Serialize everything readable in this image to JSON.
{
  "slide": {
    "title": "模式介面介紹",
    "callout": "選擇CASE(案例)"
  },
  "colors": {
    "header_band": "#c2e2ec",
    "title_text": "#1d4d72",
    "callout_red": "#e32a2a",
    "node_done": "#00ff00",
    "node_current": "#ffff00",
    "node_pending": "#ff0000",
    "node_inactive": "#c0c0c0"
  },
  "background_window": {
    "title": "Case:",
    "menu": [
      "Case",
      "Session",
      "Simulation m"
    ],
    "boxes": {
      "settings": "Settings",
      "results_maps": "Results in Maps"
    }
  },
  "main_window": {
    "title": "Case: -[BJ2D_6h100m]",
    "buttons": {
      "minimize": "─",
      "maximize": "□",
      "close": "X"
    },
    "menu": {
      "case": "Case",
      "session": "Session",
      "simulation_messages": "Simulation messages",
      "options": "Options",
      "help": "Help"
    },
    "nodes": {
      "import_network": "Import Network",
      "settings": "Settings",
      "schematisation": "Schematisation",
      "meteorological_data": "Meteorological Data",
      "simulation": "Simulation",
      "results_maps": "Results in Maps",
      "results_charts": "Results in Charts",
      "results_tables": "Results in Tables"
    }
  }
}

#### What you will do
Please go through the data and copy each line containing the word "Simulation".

#### Result for this exercise
      "Simulation m"
      "simulation_messages": "Simulation messages",
      "simulation": "Simulation",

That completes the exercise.